In reading this book there were many parts that seemed dull to the author’s style of writing in more of a textbook format, however there were some key interesting points that were brought up. In the second half of the book the author stresses the point that globalization has had a huge impact on the rain forest and also other natural resources in which people take for granted.
pg 104 Currently the developed world contains 17% of the world’s population and just looking at one measurement “energy” illustrates the inequality between developed and developing nations: 17% of the people now use 70% of the energy resources of the world which leaves only 30% of the remaining energy resources for the other 83% of the world’s population. When I read this it was very shocking to think that such a small amount could use so much of the energy resources available.
Another interesting thing the author mentions is that tropical rain forests cover only about 7% of the earth’s surface but are home to more than half of all the plant and animal species of the world. They are also home to a large percentage of the plants used to make medicine.
The author stresses that this struggle has led to many revolutions because people feel they should be entitled to the same amount of resources as everyone else. For example the Vietnamese believed that there people should have the right to their own resources and that the Americans and Russians shouldn’t and they were willing to fight for it.
Another interesting part of this book was where the author talks about that cutting down of rain forests does not entirely mean that all biodiversity is lost within the area because the forest will often grow back and animals and plants will come back to the area. However, the idea of logging an area of forest and then building a parking lot however will definitely decrease the biodiversity in the area.
Costa Rica which is none for some of the largest areas of preserved rain forests and biodiversity and yet the book states that even within these areas there is large amounts of cutting down forests and the overall reducing of biodiversity within the area as people move in to claim areas of land to build houses and farms. Since there are limited jobs (Banana companies) within these areas people often cut down the forests on their lands to make money and feed their families. This was interesting because most people would think that the forests are cut down by large companies from other countries trying to make a quick buck but in many cases it is the locals who are cutting parts of the remaining rain forests down.

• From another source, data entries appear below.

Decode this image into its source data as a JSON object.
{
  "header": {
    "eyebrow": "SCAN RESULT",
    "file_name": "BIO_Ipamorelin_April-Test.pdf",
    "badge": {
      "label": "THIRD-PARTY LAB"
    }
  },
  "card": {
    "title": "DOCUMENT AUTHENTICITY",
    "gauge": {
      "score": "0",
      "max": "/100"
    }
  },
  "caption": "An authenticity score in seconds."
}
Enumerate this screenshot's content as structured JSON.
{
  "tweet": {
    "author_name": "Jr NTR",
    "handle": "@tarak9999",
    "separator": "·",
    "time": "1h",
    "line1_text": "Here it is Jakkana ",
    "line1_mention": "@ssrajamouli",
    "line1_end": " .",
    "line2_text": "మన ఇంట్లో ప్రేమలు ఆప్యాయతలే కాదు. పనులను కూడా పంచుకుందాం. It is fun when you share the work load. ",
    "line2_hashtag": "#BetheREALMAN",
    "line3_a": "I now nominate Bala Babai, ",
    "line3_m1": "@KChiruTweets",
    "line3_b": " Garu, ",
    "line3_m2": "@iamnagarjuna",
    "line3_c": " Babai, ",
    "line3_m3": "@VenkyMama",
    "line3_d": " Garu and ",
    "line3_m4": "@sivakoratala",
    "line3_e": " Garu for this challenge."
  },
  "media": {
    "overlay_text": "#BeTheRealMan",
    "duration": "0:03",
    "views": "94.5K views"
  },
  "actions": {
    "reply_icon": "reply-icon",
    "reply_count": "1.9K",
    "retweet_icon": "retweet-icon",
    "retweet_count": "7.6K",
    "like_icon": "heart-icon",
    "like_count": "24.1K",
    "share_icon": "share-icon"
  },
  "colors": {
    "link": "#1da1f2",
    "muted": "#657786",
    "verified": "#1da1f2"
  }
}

Another idea I found interesting in second part of the book is the idea of using the forest not only for ecotourism and “bird watching” is the fact that these forests have a large role in medicine and the research for cures to diseases and other illnesses. So not only does cutting down the forest possibly give rise to new developments but it also creates a risk to the overall chances of new researches being done to help find new medicines for the rest of the world.
In the last chapter the author mentions a boy who his team meets there who becomes very fascinated with the forest over the five years following them and wants to eventually learn about how to preserve rain forests. The idea of this is good however is highly unlikely for him since his family is very poor with small plot of land and the only jobs within the area are banana plantations. Even his brother works there and it does seem that this kid even though he wants to go out and learn about the world he will probably end up like the farmers who are resorting to cutting down the forest for money rather than preserving them.
Overall the book was somewhat hard to get through due to the writing style and it leads me to think that if the people within these areas who see the rain forests every day are being forced to cut them down to save their families from starving then how are people in other countries going to manage the biodiversity within these areas unless there is extremely strict political regulation that puts and end to the destruction of the rain forests. It seems like an idea that will never be attained.